I recently received a phone call from a distraught hospital quality assurance director. A cardiologist had just left her office after screaming that "something needed to be done" about two of his colleagues who were "above average" in having their patients experience a very undesirable incident during a particular procedure, and he had the comparative bar graph of each physician's recent performance to prove it:
During this time period, 336 patients had undergone the procedure, and 16 had experienced the incident--an overall rate of 4.76 percent. One must now calculate for each individual physician's performance (i.e., stratify) the common-cause limits of what would be expected due to statistical variation, given the assumed 4.76-percent incident rate and the individual's number of procedures performed. Based on the appropriate statistical theory for percentage data based on counts (i.e., binomial), standard deviations must be calculated separately for each physician because each performed a different number of total procedures.
In this case, the standard deviation formula is:
Note its similarity to the "rate" calculation presented last month. The numerator of the square root is always the overall "system" percent multiplied by (100 minus the "system" percentage).

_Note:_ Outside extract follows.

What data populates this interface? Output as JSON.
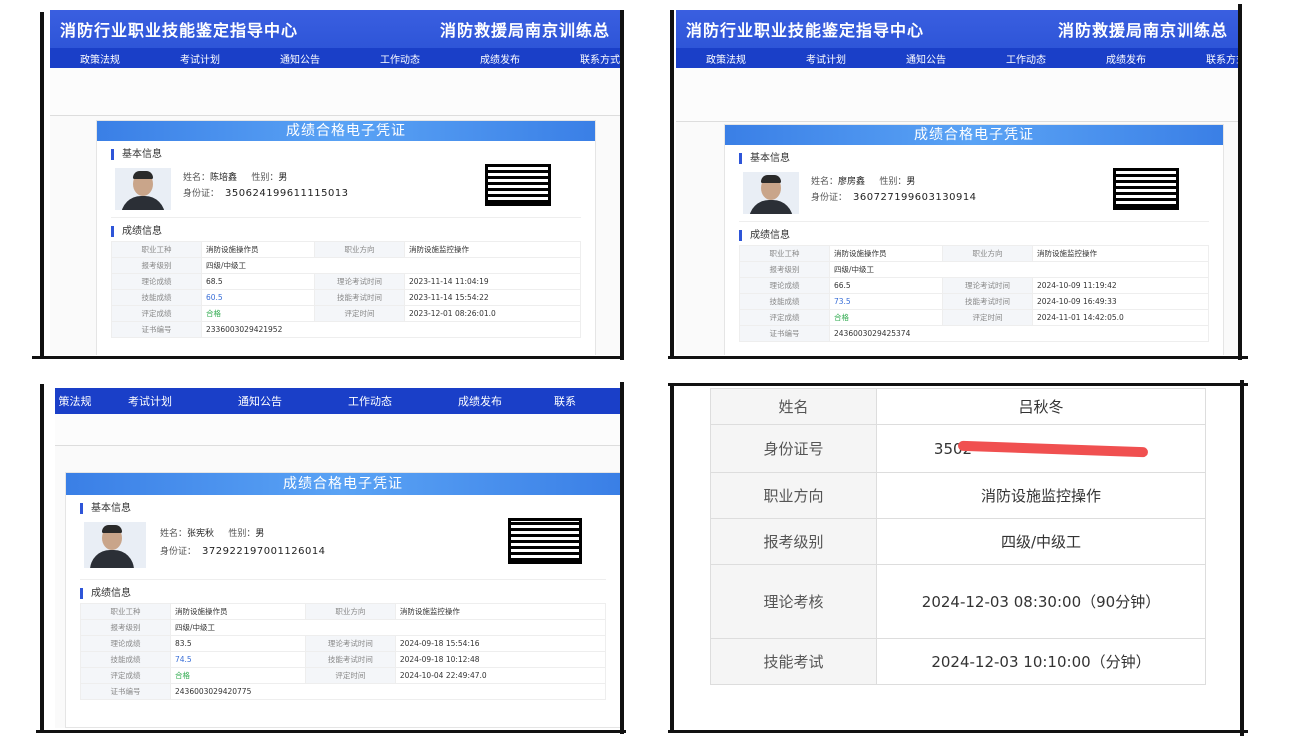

This result of the square root is then multiplied by three (for "three standard deviations," which will be explained next month) and added and subtracted to the overall mean to see whether the actual value for an individual physician is in the range of this expected variation, given an assumed rate of 4.76 percent.
Thus, for the given data,
is now used to create the table below. The actual data are also shown, specifically, the numerators and denominators making up the individual percentages. Note that the only difference in each calculation is the denominator in the square root.
None of the physicians is even close to the upper limit. There are no outliers, either above or below average. Note that if a physician had zero occurrences of the incident, that still wouldn't be considered below average (i.e., exceptional performance), given the number of procedures performed at this point.
Based on this data so far, we can draw two conclusions. First, this practice is "perfectly designed" to have 4.76-percent undesirable incidents and, second, there's no difference in physician performance. The two previously designated "above average" performers are no different from their colleagues. The process producing these two physicians' results seems to be the same as the process producing their colleagues' results.
Davis Balestracci is a member of the American Society for Quality and the Association for Quality and Participation. He previously served as chair of the statistics division of ASQ. His book, Quality Improvement: Practical Applications for Medical Group Practice (Center for Research in Ambulatory Health Care Administration, 1994), is in its second edition. Visit his Web site at www.dbharmony.com.